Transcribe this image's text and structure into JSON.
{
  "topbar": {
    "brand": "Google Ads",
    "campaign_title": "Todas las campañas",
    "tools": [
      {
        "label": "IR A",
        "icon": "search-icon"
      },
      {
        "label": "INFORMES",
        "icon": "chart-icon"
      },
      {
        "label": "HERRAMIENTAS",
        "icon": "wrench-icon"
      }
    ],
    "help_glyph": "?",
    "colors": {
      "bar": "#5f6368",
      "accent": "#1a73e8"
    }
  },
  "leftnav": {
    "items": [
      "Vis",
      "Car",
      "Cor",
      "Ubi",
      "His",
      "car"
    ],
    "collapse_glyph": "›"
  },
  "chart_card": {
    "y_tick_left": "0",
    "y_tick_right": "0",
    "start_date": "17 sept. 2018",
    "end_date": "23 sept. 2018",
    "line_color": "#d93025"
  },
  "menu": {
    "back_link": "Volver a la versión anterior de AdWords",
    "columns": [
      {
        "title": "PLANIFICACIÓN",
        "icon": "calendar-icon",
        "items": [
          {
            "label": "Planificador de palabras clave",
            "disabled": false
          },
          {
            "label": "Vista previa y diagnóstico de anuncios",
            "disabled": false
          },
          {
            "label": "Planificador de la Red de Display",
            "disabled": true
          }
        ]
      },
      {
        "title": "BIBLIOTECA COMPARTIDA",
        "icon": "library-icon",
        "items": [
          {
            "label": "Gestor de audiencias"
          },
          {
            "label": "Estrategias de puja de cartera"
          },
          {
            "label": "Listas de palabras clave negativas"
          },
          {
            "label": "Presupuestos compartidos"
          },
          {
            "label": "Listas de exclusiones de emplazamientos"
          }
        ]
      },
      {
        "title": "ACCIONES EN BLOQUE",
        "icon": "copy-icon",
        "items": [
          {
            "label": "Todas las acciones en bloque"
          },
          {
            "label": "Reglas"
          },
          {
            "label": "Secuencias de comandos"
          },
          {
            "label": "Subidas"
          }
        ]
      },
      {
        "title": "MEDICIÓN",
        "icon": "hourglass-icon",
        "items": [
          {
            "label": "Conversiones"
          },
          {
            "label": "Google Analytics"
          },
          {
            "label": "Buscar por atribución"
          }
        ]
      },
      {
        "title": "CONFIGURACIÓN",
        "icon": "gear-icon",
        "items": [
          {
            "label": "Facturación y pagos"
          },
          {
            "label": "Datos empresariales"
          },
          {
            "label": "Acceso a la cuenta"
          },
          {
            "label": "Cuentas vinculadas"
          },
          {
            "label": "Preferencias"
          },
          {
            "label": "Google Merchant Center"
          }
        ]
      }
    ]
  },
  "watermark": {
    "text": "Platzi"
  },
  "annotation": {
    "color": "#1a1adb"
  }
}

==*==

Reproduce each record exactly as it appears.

Transcribe this image's text and structure into JSON.
{
  "topbar": {
    "brand": "Google Ads",
    "campaign_title": "Todas las campañas",
    "tools": [
      {
        "label": "IR A",
        "icon": "search-icon"
      },
      {
        "label": "INFORMES",
        "icon": "chart-icon"
      },
      {
        "label": "HERRAMIENTAS",
        "icon": "wrench-icon"
      }
    ],
    "help_glyph": "?",
    "colors": {
      "bar": "#5f6368",
      "accent": "#1a73e8"
    }
  },
  "leftnav": {
    "items": [
      "Vis",
      "Car",
      "Cor",
      "Ubi",
      "His",
      "car"
    ],
    "collapse_glyph": "›"
  },
  "chart_card": {
    "y_tick_left": "0",
    "y_tick_right": "0",
    "start_date": "17 sept. 2018",
    "end_date": "23 sept. 2018",
    "line_color": "#d93025"
  },
  "menu": {
    "back_link": "Volver a la versión anterior de AdWords",
    "columns": [
      {
        "title": "PLANIFICACIÓN",
        "icon": "calendar-icon",
        "items": [
          {
            "label": "Planificador de palabras clave",
            "disabled": false
          },
          {
            "label": "Vista previa y diagnóstico de anuncios",
            "disabled": false
          },
          {
            "label": "Planificador de la Red de Display",
            "disabled": true
          }
        ]
      },
      {
        "title": "BIBLIOTECA COMPARTIDA",
        "icon": "library-icon",
        "items": [
          {
            "label": "Gestor de audiencias"
          },
          {
            "label": "Estrategias de puja de cartera"
          },
          {
            "label": "Listas de palabras clave negativas"
          },
          {
            "label": "Presupuestos compartidos"
          },
          {
            "label": "Listas de exclusiones de emplazamientos"
          }
        ]
      },
      {
        "title": "ACCIONES EN BLOQUE",
        "icon": "copy-icon",
        "items": [
          {
            "label": "Todas las acciones en bloque"
          },
          {
            "label": "Reglas"
          },
          {
            "label": "Secuencias de comandos"
          },
          {
            "label": "Subidas"
          }
        ]
      },
      {
        "title": "MEDICIÓN",
        "icon": "hourglass-icon",
        "items": [
          {
            "label": "Conversiones"
          },
          {
            "label": "Google Analytics"
          },
          {
            "label": "Buscar por atribución"
          }
        ]
      },
      {
        "title": "CONFIGURACIÓN",
        "icon": "gear-icon",
        "items": [
          {
            "label": "Facturación y pagos"
          },
          {
            "label": "Datos empresariales"
          },
          {
            "label": "Acceso a la cuenta"
          },
          {
            "label": "Cuentas vinculadas"
          },
          {
            "label": "Preferencias"
          },
          {
            "label": "Google Merchant Center"
          }
        ]
      }
    ]
  },
  "watermark": {
    "text": "Platzi"
  },
  "annotation": {
    "color": "#1a1adb"
  }
}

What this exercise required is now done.